• _EXERCISE_
Could you repeat every record below exactly as written?

*** Opening of MATERIAL PROVIDED ***

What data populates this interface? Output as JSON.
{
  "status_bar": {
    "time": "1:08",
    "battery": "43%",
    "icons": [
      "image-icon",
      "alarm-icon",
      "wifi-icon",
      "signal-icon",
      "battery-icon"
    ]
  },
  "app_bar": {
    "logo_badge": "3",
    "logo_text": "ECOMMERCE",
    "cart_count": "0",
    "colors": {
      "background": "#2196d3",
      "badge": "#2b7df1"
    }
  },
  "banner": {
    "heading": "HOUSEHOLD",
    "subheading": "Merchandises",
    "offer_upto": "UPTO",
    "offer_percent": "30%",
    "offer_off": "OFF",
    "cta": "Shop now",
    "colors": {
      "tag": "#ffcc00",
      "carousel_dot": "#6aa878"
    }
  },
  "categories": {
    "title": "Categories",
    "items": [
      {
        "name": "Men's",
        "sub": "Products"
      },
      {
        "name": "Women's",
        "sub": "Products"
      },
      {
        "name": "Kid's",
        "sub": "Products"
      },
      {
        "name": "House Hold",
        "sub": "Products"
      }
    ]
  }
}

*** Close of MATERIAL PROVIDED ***

• _OUTPUT FOR THIS TASK_
What data populates this interface? Output as JSON.
{
  "status_bar": {
    "time": "1:08",
    "battery": "43%",
    "icons": [
      "image-icon",
      "alarm-icon",
      "wifi-icon",
      "signal-icon",
      "battery-icon"
    ]
  },
  "app_bar": {
    "logo_badge": "3",
    "logo_text": "ECOMMERCE",
    "cart_count": "0",
    "colors": {
      "background": "#2196d3",
      "badge": "#2b7df1"
    }
  },
  "banner": {
    "heading": "HOUSEHOLD",
    "subheading": "Merchandises",
    "offer_upto": "UPTO",
    "offer_percent": "30%",
    "offer_off": "OFF",
    "cta": "Shop now",
    "colors": {
      "tag": "#ffcc00",
      "carousel_dot": "#6aa878"
    }
  },
  "categories": {
    "title": "Categories",
    "items": [
      {
        "name": "Men's",
        "sub": "Products"
      },
      {
        "name": "Women's",
        "sub": "Products"
      },
      {
        "name": "Kid's",
        "sub": "Products"
      },
      {
        "name": "House Hold",
        "sub": "Products"
      }
    ]
  }
}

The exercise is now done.